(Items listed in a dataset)

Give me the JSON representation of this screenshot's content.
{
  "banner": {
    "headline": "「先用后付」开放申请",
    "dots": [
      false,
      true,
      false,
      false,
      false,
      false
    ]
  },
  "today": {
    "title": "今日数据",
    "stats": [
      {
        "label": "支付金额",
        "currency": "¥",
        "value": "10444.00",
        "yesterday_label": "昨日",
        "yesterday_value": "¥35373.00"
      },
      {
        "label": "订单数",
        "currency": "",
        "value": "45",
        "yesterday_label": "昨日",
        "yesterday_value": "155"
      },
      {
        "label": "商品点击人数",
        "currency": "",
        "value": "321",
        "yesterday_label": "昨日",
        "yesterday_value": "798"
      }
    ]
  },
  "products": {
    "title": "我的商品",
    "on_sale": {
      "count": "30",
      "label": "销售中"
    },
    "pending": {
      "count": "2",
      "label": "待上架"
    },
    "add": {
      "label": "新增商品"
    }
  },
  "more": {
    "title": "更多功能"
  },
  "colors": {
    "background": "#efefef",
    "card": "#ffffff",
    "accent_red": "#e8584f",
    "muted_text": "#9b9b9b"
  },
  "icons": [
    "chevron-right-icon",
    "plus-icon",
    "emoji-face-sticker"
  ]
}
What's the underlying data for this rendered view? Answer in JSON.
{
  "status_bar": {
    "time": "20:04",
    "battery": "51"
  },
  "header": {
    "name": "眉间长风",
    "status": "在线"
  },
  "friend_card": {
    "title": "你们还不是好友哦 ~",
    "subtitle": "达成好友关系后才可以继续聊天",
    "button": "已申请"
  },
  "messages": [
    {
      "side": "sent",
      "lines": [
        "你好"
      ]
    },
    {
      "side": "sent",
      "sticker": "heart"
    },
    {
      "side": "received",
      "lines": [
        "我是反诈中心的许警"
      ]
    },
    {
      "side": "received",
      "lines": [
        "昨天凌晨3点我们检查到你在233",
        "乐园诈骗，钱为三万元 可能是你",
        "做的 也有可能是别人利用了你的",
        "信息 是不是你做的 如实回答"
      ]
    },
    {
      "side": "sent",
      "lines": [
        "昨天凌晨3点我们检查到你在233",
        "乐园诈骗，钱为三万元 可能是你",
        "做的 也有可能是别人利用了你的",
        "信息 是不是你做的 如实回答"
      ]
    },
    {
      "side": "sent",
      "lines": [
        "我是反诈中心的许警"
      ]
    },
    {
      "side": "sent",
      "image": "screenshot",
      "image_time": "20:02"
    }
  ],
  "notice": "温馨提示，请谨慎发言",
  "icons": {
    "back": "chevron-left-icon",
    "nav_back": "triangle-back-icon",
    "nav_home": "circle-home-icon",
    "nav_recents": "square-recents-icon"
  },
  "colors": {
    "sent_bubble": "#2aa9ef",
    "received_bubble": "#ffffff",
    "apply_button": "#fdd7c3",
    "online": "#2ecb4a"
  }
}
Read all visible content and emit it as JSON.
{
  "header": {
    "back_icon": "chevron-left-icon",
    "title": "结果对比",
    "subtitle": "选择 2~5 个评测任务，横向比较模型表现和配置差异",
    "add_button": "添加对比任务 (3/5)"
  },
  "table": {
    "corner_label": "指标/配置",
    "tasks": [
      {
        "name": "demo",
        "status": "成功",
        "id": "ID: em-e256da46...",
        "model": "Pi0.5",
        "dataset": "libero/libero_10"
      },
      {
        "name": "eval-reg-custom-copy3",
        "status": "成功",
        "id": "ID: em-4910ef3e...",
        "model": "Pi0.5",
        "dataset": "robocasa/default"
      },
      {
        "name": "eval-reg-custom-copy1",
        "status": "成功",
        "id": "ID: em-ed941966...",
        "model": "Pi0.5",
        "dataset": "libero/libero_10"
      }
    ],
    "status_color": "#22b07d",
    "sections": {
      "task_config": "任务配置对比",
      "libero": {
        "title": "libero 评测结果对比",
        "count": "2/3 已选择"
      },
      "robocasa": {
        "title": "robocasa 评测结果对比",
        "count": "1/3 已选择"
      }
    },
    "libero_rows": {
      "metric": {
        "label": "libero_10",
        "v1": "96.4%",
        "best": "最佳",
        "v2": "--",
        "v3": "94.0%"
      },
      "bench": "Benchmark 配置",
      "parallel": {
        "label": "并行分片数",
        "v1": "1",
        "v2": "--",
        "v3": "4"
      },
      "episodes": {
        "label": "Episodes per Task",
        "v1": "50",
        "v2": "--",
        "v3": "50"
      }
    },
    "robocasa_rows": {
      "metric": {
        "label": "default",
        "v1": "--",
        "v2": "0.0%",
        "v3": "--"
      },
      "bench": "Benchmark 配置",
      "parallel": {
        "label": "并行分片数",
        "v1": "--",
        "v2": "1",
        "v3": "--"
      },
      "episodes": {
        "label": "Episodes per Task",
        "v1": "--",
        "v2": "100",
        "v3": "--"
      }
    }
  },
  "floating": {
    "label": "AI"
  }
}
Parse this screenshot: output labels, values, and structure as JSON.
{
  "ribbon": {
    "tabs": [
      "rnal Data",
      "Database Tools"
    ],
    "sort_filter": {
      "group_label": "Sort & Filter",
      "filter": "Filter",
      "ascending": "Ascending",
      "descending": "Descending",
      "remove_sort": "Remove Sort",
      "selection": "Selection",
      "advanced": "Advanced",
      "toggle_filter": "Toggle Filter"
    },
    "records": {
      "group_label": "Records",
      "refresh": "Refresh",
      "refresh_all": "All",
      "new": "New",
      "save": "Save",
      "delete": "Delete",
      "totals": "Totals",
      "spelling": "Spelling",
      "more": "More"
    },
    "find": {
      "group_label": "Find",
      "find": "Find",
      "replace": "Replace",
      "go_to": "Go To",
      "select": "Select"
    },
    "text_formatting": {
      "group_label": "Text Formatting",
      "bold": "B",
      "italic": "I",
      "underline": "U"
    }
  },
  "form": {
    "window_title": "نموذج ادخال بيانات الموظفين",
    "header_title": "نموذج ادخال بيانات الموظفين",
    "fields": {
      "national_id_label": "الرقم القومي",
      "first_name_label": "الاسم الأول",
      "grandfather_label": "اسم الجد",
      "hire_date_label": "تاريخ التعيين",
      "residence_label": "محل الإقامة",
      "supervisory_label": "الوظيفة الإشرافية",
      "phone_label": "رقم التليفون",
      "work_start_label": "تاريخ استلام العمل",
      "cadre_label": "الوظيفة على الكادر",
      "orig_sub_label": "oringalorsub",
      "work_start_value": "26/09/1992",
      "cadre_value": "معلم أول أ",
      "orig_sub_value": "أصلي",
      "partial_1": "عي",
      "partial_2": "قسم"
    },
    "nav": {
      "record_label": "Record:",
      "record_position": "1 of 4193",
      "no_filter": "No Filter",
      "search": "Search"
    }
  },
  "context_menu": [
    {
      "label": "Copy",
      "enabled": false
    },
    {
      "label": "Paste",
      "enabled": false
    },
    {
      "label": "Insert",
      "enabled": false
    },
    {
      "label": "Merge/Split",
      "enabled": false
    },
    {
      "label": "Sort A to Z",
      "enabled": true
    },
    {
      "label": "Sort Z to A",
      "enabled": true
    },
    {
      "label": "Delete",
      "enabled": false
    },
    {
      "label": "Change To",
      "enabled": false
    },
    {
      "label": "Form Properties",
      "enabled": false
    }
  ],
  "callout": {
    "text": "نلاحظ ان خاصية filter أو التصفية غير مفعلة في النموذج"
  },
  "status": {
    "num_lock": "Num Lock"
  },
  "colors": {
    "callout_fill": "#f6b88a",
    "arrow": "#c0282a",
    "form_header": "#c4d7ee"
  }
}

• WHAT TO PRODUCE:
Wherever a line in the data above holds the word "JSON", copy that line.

• COMPLETED TASK:
Give me the JSON representation of this screenshot's content.
What's the underlying data for this rendered view? Answer in JSON.
Read all visible content and emit it as JSON.
Parse this screenshot: output labels, values, and structure as JSON.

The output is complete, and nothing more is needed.